#### Exercise:
Print each entry verbatim.

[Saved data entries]

★ ★ ★ ★

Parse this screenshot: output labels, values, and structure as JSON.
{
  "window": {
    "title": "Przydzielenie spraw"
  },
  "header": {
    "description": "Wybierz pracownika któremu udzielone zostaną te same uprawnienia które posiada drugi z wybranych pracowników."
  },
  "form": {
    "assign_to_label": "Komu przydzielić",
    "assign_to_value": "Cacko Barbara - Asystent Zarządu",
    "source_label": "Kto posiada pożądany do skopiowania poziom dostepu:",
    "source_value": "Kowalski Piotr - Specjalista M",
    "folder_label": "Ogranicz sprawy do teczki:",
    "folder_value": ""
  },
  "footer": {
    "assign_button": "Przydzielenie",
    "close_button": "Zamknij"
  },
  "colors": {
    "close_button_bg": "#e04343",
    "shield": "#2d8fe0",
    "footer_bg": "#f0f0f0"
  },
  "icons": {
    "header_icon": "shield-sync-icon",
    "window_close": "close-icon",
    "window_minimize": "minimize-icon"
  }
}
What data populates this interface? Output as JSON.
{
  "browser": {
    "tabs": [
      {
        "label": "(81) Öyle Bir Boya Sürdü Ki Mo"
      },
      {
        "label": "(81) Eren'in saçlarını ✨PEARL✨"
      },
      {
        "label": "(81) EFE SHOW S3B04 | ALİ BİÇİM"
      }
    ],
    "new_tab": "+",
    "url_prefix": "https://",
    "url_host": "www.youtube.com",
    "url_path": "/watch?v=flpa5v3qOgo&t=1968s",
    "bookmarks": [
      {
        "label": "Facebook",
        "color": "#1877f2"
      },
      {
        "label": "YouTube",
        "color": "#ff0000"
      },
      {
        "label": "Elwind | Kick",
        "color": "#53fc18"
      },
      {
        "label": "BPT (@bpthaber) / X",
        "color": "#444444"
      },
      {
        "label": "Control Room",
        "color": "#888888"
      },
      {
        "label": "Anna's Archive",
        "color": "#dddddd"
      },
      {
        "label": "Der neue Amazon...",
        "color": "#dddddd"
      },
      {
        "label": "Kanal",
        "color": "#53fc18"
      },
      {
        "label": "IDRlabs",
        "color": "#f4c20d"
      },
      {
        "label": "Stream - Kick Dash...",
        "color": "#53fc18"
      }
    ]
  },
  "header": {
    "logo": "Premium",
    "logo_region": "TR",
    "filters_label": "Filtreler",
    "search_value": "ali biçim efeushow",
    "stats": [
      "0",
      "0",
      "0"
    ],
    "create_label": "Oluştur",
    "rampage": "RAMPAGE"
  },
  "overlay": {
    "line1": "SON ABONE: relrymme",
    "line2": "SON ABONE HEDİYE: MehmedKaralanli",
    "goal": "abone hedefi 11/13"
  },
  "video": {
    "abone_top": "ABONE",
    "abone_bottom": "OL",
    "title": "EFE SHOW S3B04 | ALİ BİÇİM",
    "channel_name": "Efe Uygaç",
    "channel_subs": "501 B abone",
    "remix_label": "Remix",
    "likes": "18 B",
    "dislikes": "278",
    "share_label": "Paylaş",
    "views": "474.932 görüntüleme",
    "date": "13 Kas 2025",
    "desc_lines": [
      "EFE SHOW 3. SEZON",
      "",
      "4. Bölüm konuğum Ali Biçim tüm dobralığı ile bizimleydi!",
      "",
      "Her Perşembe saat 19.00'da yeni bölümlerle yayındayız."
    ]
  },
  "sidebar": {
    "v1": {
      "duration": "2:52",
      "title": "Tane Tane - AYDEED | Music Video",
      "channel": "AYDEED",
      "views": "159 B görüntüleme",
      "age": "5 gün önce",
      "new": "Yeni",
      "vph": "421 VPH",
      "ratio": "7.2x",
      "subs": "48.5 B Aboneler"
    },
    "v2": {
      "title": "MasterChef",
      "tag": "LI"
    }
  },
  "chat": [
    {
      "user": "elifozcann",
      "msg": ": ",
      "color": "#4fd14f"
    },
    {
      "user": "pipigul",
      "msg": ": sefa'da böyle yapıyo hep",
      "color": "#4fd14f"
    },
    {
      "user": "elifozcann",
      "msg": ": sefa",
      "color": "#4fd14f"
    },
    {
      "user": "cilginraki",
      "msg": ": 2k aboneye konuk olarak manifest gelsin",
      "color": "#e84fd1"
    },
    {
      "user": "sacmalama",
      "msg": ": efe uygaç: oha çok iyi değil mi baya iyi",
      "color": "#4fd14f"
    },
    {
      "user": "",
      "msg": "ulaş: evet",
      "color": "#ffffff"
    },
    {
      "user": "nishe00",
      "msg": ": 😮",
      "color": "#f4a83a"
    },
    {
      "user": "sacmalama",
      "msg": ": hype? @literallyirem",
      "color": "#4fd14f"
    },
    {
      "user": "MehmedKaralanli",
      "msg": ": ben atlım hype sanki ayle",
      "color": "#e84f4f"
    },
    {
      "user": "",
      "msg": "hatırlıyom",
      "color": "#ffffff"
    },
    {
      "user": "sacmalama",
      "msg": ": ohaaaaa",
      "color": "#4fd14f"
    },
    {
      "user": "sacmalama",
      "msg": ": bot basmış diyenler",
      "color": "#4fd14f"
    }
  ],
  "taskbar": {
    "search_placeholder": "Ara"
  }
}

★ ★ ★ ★

#### Completed task:
Parse this screenshot: output labels, values, and structure as JSON.
{
  "window": {
    "title": "Przydzielenie spraw"
  },
  "header": {
    "description": "Wybierz pracownika któremu udzielone zostaną te same uprawnienia które posiada drugi z wybranych pracowników."
  },
  "form": {
    "assign_to_label": "Komu przydzielić",
    "assign_to_value": "Cacko Barbara - Asystent Zarządu",
    "source_label": "Kto posiada pożądany do skopiowania poziom dostepu:",
    "source_value": "Kowalski Piotr - Specjalista M",
    "folder_label": "Ogranicz sprawy do teczki:",
    "folder_value": ""
  },
  "footer": {
    "assign_button": "Przydzielenie",
    "close_button": "Zamknij"
  },
  "colors": {
    "close_button_bg": "#e04343",
    "shield": "#2d8fe0",
    "footer_bg": "#f0f0f0"
  },
  "icons": {
    "header_icon": "shield-sync-icon",
    "window_close": "close-icon",
    "window_minimize": "minimize-icon"
  }
}
What data populates this interface? Output as JSON.
{
  "browser": {
    "tabs": [
      {
        "label": "(81) Öyle Bir Boya Sürdü Ki Mo"
      },
      {
        "label": "(81) Eren'in saçlarını ✨PEARL✨"
      },
      {
        "label": "(81) EFE SHOW S3B04 | ALİ BİÇİM"
      }
    ],
    "new_tab": "+",
    "url_prefix": "https://",
    "url_host": "www.youtube.com",
    "url_path": "/watch?v=flpa5v3qOgo&t=1968s",
    "bookmarks": [
      {
        "label": "Facebook",
        "color": "#1877f2"
      },
      {
        "label": "YouTube",
        "color": "#ff0000"
      },
      {
        "label": "Elwind | Kick",
        "color": "#53fc18"
      },
      {
        "label": "BPT (@bpthaber) / X",
        "color": "#444444"
      },
      {
        "label": "Control Room",
        "color": "#888888"
      },
      {
        "label": "Anna's Archive",
        "color": "#dddddd"
      },
      {
        "label": "Der neue Amazon...",
        "color": "#dddddd"
      },
      {
        "label": "Kanal",
        "color": "#53fc18"
      },
      {
        "label": "IDRlabs",
        "color": "#f4c20d"
      },
      {
        "label": "Stream - Kick Dash...",
        "color": "#53fc18"
      }
    ]
  },
  "header": {
    "logo": "Premium",
    "logo_region": "TR",
    "filters_label": "Filtreler",
    "search_value": "ali biçim efeushow",
    "stats": [
      "0",
      "0",
      "0"
    ],
    "create_label": "Oluştur",
    "rampage": "RAMPAGE"
  },
  "overlay": {
    "line1": "SON ABONE: relrymme",
    "line2": "SON ABONE HEDİYE: MehmedKaralanli",
    "goal": "abone hedefi 11/13"
  },
  "video": {
    "abone_top": "ABONE",
    "abone_bottom": "OL",
    "title": "EFE SHOW S3B04 | ALİ BİÇİM",
    "channel_name": "Efe Uygaç",
    "channel_subs": "501 B abone",
    "remix_label": "Remix",
    "likes": "18 B",
    "dislikes": "278",
    "share_label": "Paylaş",
    "views": "474.932 görüntüleme",
    "date": "13 Kas 2025",
    "desc_lines": [
      "EFE SHOW 3. SEZON",
      "",
      "4. Bölüm konuğum Ali Biçim tüm dobralığı ile bizimleydi!",
      "",
      "Her Perşembe saat 19.00'da yeni bölümlerle yayındayız."
    ]
  },
  "sidebar": {
    "v1": {
      "duration": "2:52",
      "title": "Tane Tane - AYDEED | Music Video",
      "channel": "AYDEED",
      "views": "159 B görüntüleme",
      "age": "5 gün önce",
      "new": "Yeni",
      "vph": "421 VPH",
      "ratio": "7.2x",
      "subs": "48.5 B Aboneler"
    },
    "v2": {
      "title": "MasterChef",
      "tag": "LI"
    }
  },
  "chat": [
    {
      "user": "elifozcann",
      "msg": ": ",
      "color": "#4fd14f"
    },
    {
      "user": "pipigul",
      "msg": ": sefa'da böyle yapıyo hep",
      "color": "#4fd14f"
    },
    {
      "user": "elifozcann",
      "msg": ": sefa",
      "color": "#4fd14f"
    },
    {
      "user": "cilginraki",
      "msg": ": 2k aboneye konuk olarak manifest gelsin",
      "color": "#e84fd1"
    },
    {
      "user": "sacmalama",
      "msg": ": efe uygaç: oha çok iyi değil mi baya iyi",
      "color": "#4fd14f"
    },
    {
      "user": "",
      "msg": "ulaş: evet",
      "color": "#ffffff"
    },
    {
      "user": "nishe00",
      "msg": ": 😮",
      "color": "#f4a83a"
    },
    {
      "user": "sacmalama",
      "msg": ": hype? @literallyirem",
      "color": "#4fd14f"
    },
    {
      "user": "MehmedKaralanli",
      "msg": ": ben atlım hype sanki ayle",
      "color": "#e84f4f"
    },
    {
      "user": "",
      "msg": "hatırlıyom",
      "color": "#ffffff"
    },
    {
      "user": "sacmalama",
      "msg": ": ohaaaaa",
      "color": "#4fd14f"
    },
    {
      "user": "sacmalama",
      "msg": ": bot basmış diyenler",
      "color": "#4fd14f"
    }
  ],
  "taskbar": {
    "search_placeholder": "Ara"
  }
}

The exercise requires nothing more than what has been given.